Achieving perfection and the opposite, always being a failure, and not recognizing that there are shades of various levels of success, and various levels of failure. Also, thinking that whatever I do I’m going to be lousy at it—that’s what anxiety is all about. So, once I sort of unpack that, and really looked at the process behind it—yeah you feel a lot of anxiety about giving this talk, and perhaps that won’t be the best talk, but it also doesn’t mean it’s the worst talk they ever heard.
Chances are it will probably be somewhere in that range of that Spectrum—which is a much more clearer way of looking at this situation. Looking at it from this binary perspective, “I’m either going to be successfully giving this talk or I’m going to fail at it.”
Stephanie Francis Ward: I’m curious in your work with mindfulness and meditation. Do you get feedback in your profession frequently that self-care is for the weak? We know we’re supposed to do self-care but when we actually drill down on it there’s probably a fair amount of lawyers that are like, “I don’t know—I’m tough. I don’t need self-care.” So, there’s that aspect of people that will brag to others about sleeping in the office and pulling all-nighters, or sleeping on the couch in the office. So, things like that—do you find that a fair amount, and what is your response?
Jeena Cho: What I find often is that there’s a segment of attorneys that took a path that you’re describing, “I’m a worrier.” One of my favorite things lawyers say is “I don’t have emotion.” So, that denial of the inner-world, but treating yourself that way has a consequence. Our body has limitations, and often what I see is that a lot of those attorneys develop an illness, or they start struggling with alcohol, or substance abuse.
It’s only when they are faced with that drama, they realize self-care is important. “I actually do have to take care of my body, and my mind.” It’s not just telling yourself that you need to practice—make it so. You have to practice self-care.
Stephanie Francis Ward: Very interesting. Well, that’s about everything I have for you today. I did want to ask you about your book. Can you tell us a bit about that?

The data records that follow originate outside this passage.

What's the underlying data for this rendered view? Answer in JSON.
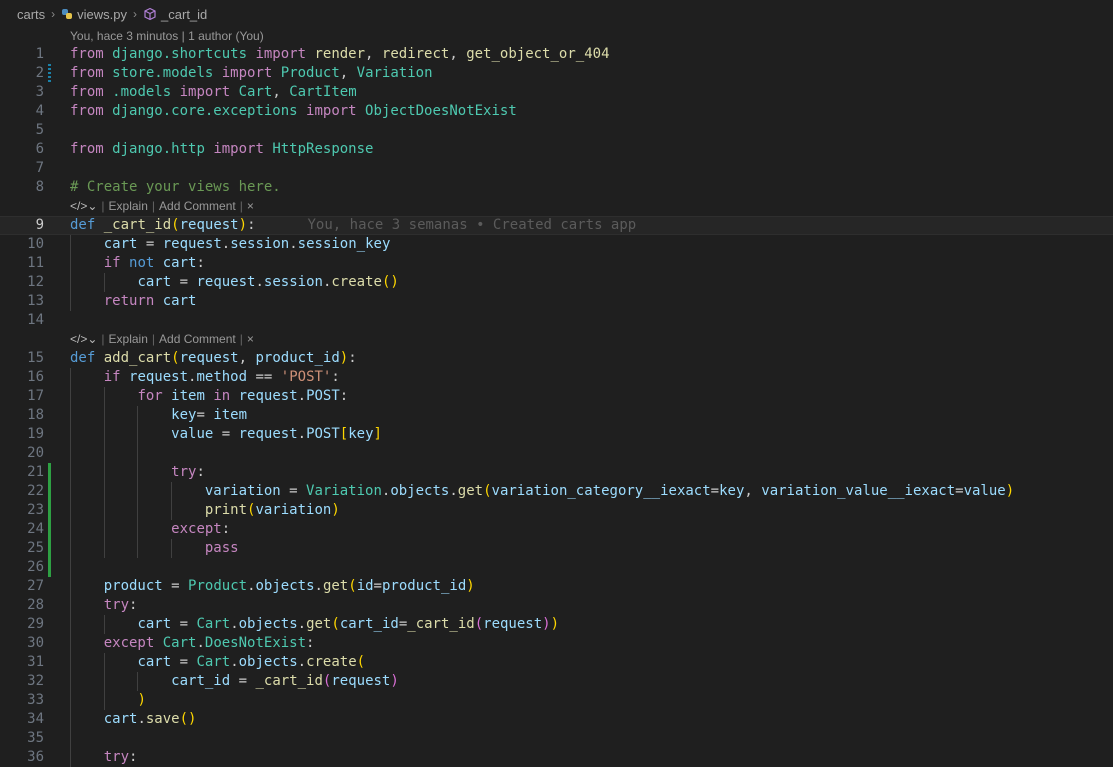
{
  "breadcrumb": {
    "folder": "carts",
    "file": "views.py",
    "symbol": "_cart_id"
  },
  "blame": {
    "header": "You, hace 3 minutos | 1 author (You)",
    "inline": "You, hace 3 semanas • Created carts app"
  },
  "codelens": {
    "explain": "Explain",
    "add_comment": "Add Comment",
    "close": "×"
  },
  "cursor_line": 9,
  "lines": [
    {
      "n": "1",
      "html": "<span class='kw'>from</span> <span class='mod'>django.shortcuts</span> <span class='kw'>import</span> <span class='fn'>render</span><span class='pl'>, </span><span class='fn'>redirect</span><span class='pl'>, </span><span class='fn'>get_object_or_404</span>"
    },
    {
      "n": "2",
      "html": "<span class='kw'>from</span> <span class='mod'>store.models</span> <span class='kw'>import</span> <span class='cls'>Product</span><span class='pl'>, </span><span class='cls'>Variation</span>",
      "gutter": "mod"
    },
    {
      "n": "3",
      "html": "<span class='kw'>from</span> <span class='mod'>.models</span> <span class='kw'>import</span> <span class='cls'>Cart</span><span class='pl'>, </span><span class='cls'>CartItem</span>"
    },
    {
      "n": "4",
      "html": "<span class='kw'>from</span> <span class='mod'>django.core.exceptions</span> <span class='kw'>import</span> <span class='cls'>ObjectDoesNotExist</span>"
    },
    {
      "n": "5",
      "html": ""
    },
    {
      "n": "6",
      "html": "<span class='kw'>from</span> <span class='mod'>django.http</span> <span class='kw'>import</span> <span class='cls'>HttpResponse</span>"
    },
    {
      "n": "7",
      "html": ""
    },
    {
      "n": "8",
      "html": "<span class='cmt'># Create your views here.</span>"
    },
    {
      "lens": true
    },
    {
      "n": "9",
      "html": "<span class='kw2'>def</span> <span class='fn'>_cart_id</span><span class='p1'>(</span><span class='var'>request</span><span class='p1'>)</span><span class='pl'>:</span>",
      "cursor": true,
      "ghost": true
    },
    {
      "n": "10",
      "html": "    <span class='var'>cart</span> <span class='pl'>=</span> <span class='var'>request</span><span class='pl'>.</span><span class='var'>session</span><span class='pl'>.</span><span class='var'>session_key</span>",
      "guides": [
        1
      ]
    },
    {
      "n": "11",
      "html": "    <span class='kw'>if</span> <span class='kw2'>not</span> <span class='var'>cart</span><span class='pl'>:</span>",
      "guides": [
        1
      ]
    },
    {
      "n": "12",
      "html": "        <span class='var'>cart</span> <span class='pl'>=</span> <span class='var'>request</span><span class='pl'>.</span><span class='var'>session</span><span class='pl'>.</span><span class='fn'>create</span><span class='p1'>()</span>",
      "guides": [
        1,
        2
      ]
    },
    {
      "n": "13",
      "html": "    <span class='kw'>return</span> <span class='var'>cart</span>",
      "guides": [
        1
      ]
    },
    {
      "n": "14",
      "html": ""
    },
    {
      "lens": true
    },
    {
      "n": "15",
      "html": "<span class='kw2'>def</span> <span class='fn'>add_cart</span><span class='p1'>(</span><span class='var'>request</span><span class='pl'>, </span><span class='var'>product_id</span><span class='p1'>)</span><span class='pl'>:</span>"
    },
    {
      "n": "16",
      "html": "    <span class='kw'>if</span> <span class='var'>request</span><span class='pl'>.</span><span class='var'>method</span> <span class='pl'>==</span> <span class='str'>'POST'</span><span class='pl'>:</span>",
      "guides": [
        1
      ]
    },
    {
      "n": "17",
      "html": "        <span class='kw'>for</span> <span class='var'>item</span> <span class='kw'>in</span> <span class='var'>request</span><span class='pl'>.</span><span class='var'>POST</span><span class='pl'>:</span>",
      "guides": [
        1,
        2
      ]
    },
    {
      "n": "18",
      "html": "            <span class='var'>key</span><span class='pl'>=</span> <span class='var'>item</span>",
      "guides": [
        1,
        2,
        3
      ]
    },
    {
      "n": "19",
      "html": "            <span class='var'>value</span> <span class='pl'>=</span> <span class='var'>request</span><span class='pl'>.</span><span class='var'>POST</span><span class='p1'>[</span><span class='var'>key</span><span class='p1'>]</span>",
      "guides": [
        1,
        2,
        3
      ]
    },
    {
      "n": "20",
      "html": "",
      "guides": [
        1,
        2,
        3
      ]
    },
    {
      "n": "21",
      "html": "            <span class='kw'>try</span><span class='pl'>:</span>",
      "guides": [
        1,
        2,
        3
      ],
      "gutter": "add"
    },
    {
      "n": "22",
      "html": "                <span class='var'>variation</span> <span class='pl'>=</span> <span class='cls'>Variation</span><span class='pl'>.</span><span class='var'>objects</span><span class='pl'>.</span><span class='fn'>get</span><span class='p1'>(</span><span class='var'>variation_category__iexact</span><span class='pl'>=</span><span class='var'>key</span><span class='pl'>, </span><span class='var'>variation_value__iexact</span><span class='pl'>=</span><span class='var'>value</span><span class='p1'>)</span>",
      "guides": [
        1,
        2,
        3,
        4
      ],
      "gutter": "add"
    },
    {
      "n": "23",
      "html": "                <span class='fn'>print</span><span class='p1'>(</span><span class='var'>variation</span><span class='p1'>)</span>",
      "guides": [
        1,
        2,
        3,
        4
      ],
      "gutter": "add"
    },
    {
      "n": "24",
      "html": "            <span class='kw'>except</span><span class='pl'>:</span>",
      "guides": [
        1,
        2,
        3
      ],
      "gutter": "add"
    },
    {
      "n": "25",
      "html": "                <span class='kw'>pass</span>",
      "guides": [
        1,
        2,
        3,
        4
      ],
      "gutter": "add"
    },
    {
      "n": "26",
      "html": "",
      "guides": [
        1
      ],
      "gutter": "add"
    },
    {
      "n": "27",
      "html": "    <span class='var'>product</span> <span class='pl'>=</span> <span class='cls'>Product</span><span class='pl'>.</span><span class='var'>objects</span><span class='pl'>.</span><span class='fn'>get</span><span class='p1'>(</span><span class='var'>id</span><span class='pl'>=</span><span class='var'>product_id</span><span class='p1'>)</span>",
      "guides": [
        1
      ]
    },
    {
      "n": "28",
      "html": "    <span class='kw'>try</span><span class='pl'>:</span>",
      "guides": [
        1
      ]
    },
    {
      "n": "29",
      "html": "        <span class='var'>cart</span> <span class='pl'>=</span> <span class='cls'>Cart</span><span class='pl'>.</span><span class='var'>objects</span><span class='pl'>.</span><span class='fn'>get</span><span class='p1'>(</span><span class='var'>cart_id</span><span class='pl'>=</span><span class='fn'>_cart_id</span><span class='p2'>(</span><span class='var'>request</span><span class='p2'>)</span><span class='p1'>)</span>",
      "guides": [
        1,
        2
      ]
    },
    {
      "n": "30",
      "html": "    <span class='kw'>except</span> <span class='cls'>Cart</span><span class='pl'>.</span><span class='cls'>DoesNotExist</span><span class='pl'>:</span>",
      "guides": [
        1
      ]
    },
    {
      "n": "31",
      "html": "        <span class='var'>cart</span> <span class='pl'>=</span> <span class='cls'>Cart</span><span class='pl'>.</span><span class='var'>objects</span><span class='pl'>.</span><span class='fn'>create</span><span class='p1'>(</span>",
      "guides": [
        1,
        2
      ]
    },
    {
      "n": "32",
      "html": "            <span class='var'>cart_id</span> <span class='pl'>=</span> <span class='fn'>_cart_id</span><span class='p2'>(</span><span class='var'>request</span><span class='p2'>)</span>",
      "guides": [
        1,
        2,
        3
      ]
    },
    {
      "n": "33",
      "html": "        <span class='p1'>)</span>",
      "guides": [
        1,
        2
      ]
    },
    {
      "n": "34",
      "html": "    <span class='var'>cart</span><span class='pl'>.</span><span class='fn'>save</span><span class='p1'>()</span>",
      "guides": [
        1
      ]
    },
    {
      "n": "35",
      "html": "",
      "guides": [
        1
      ]
    },
    {
      "n": "36",
      "html": "    <span class='kw'>try</span><span class='pl'>:</span>",
      "guides": [
        1
      ]
    }
  ]
}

Jeena Cho: So, my co-author Karen Gifford and I wrote a book for the American Bar Association, titled, The Anxious Lawyer. It’s really an introductory guide to anyone that’s curious to mindfulness. It’s an eight-week, self-guided program, and you can work through the program at your own pace, and really integrate mindfulness and meditation into your life. None of us will ever master or be able to get right after a certain amount a practice, and it’s really about the practice. Just like you practice law, mindfulness and meditation is a daily practice. So, anyone that’s interested in learning more about mindfulness and meditation, you can check out the book.
Stephanie Francis Ward: Got it. Thank you so much for joining us. I’m Stephanie Francis Ward and you’ve been listening to the APA Journal’s Asked and Answered. Thank you for listening and we’ll see you next time.
End of transcript.
Updated on Sept. 29 to add transcript.